*ABOUT THIS TASK*.
The records sit below. Return every line in them that holds the word "serviceWorker".

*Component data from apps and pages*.
⟨

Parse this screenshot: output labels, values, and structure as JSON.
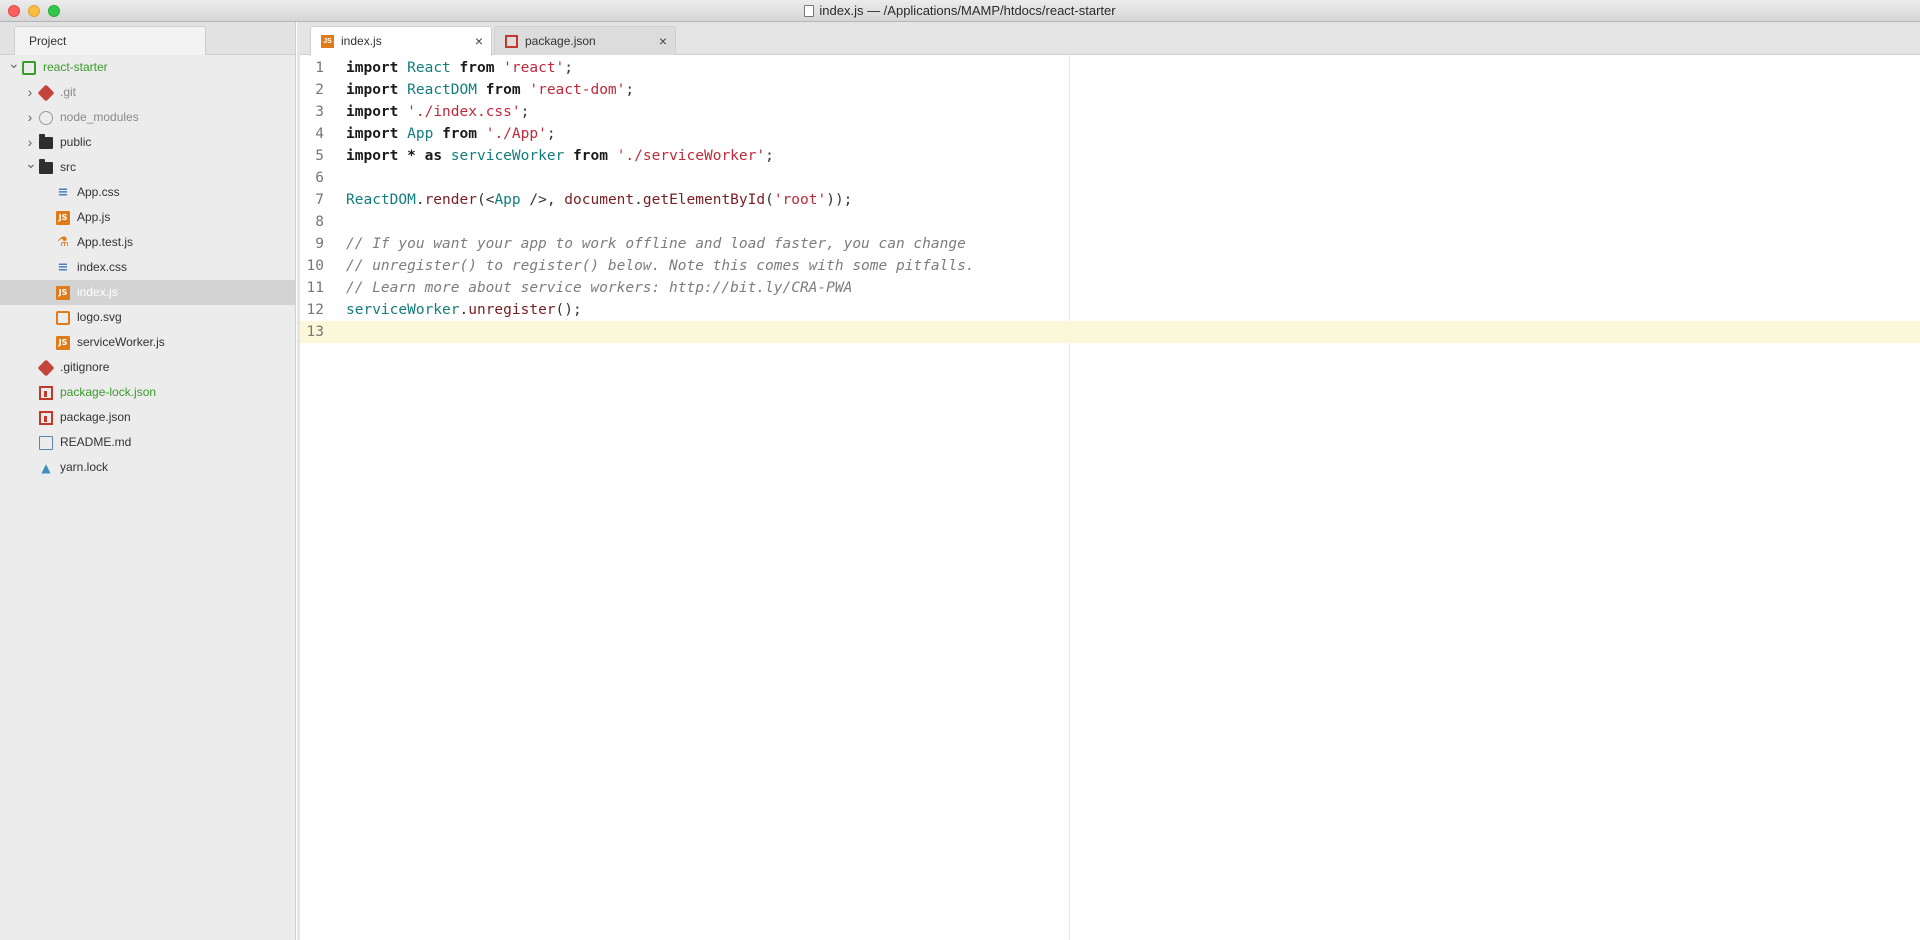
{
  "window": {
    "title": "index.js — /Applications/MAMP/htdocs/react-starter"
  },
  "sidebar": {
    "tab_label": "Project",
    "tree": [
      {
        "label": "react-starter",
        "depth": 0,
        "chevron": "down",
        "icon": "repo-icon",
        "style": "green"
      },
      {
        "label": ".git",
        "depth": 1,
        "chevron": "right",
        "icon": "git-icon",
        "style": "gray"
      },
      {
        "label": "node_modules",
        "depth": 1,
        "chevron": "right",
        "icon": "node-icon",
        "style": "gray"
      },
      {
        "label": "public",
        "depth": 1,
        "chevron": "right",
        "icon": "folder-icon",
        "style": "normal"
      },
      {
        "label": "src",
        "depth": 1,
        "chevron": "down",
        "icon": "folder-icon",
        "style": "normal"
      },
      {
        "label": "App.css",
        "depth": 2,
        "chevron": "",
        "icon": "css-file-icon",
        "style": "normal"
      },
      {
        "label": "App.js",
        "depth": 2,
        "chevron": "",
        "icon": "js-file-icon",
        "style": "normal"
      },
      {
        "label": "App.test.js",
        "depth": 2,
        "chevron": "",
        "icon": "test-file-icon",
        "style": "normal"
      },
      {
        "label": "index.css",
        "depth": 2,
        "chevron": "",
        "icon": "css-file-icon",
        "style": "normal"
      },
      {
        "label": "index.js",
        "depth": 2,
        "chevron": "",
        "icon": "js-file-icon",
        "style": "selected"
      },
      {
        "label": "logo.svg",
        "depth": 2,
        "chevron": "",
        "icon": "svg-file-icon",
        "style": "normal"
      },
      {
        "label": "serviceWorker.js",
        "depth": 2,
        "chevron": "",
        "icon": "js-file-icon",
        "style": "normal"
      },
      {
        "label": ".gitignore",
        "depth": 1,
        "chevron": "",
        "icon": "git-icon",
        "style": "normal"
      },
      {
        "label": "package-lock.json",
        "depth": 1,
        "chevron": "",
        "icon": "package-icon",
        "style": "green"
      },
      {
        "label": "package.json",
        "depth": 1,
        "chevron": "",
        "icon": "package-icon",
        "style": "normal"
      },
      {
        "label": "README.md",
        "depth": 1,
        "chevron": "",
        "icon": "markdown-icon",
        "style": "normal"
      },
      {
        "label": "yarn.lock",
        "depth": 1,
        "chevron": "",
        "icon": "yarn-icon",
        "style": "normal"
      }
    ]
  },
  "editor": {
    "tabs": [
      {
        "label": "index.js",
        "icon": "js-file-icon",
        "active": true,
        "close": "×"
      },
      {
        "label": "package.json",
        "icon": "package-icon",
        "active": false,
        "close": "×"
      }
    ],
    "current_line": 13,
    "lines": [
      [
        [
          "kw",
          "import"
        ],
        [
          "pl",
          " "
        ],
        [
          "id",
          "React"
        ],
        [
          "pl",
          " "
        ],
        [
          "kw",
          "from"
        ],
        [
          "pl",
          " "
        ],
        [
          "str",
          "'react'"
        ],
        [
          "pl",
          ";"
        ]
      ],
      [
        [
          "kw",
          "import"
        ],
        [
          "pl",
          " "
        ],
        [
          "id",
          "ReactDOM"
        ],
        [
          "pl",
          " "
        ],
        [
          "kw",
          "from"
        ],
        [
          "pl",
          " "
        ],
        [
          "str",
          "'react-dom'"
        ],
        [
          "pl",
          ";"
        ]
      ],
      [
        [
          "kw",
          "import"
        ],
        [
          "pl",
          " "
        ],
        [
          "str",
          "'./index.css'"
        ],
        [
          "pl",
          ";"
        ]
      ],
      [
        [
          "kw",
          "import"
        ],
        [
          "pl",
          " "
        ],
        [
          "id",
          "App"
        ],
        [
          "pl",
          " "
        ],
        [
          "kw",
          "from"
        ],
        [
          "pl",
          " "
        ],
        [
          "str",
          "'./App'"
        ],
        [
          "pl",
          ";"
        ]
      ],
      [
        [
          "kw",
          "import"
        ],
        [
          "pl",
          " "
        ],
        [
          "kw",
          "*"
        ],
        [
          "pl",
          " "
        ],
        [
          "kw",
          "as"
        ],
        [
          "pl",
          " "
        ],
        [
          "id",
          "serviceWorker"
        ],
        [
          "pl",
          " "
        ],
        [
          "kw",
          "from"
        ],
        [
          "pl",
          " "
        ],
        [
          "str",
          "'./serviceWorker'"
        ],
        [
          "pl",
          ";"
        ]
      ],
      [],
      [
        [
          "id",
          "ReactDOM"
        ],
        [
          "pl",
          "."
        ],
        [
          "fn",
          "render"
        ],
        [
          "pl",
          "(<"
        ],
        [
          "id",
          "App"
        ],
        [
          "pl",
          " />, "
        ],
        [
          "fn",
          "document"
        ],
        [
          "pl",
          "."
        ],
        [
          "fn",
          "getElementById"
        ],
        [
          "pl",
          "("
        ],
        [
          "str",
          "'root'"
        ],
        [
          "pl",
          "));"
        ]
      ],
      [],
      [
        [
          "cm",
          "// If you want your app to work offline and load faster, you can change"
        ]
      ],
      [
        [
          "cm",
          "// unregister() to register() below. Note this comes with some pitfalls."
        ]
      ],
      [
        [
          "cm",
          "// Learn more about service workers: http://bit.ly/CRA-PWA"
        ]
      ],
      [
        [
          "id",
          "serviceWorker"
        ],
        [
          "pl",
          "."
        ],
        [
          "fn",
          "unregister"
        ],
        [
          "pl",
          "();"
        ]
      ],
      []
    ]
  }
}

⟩

*ANSWER SECTION*.
        "label": "serviceWorker.js",
          "serviceWorker"
          "'./serviceWorker'"
          "serviceWorker"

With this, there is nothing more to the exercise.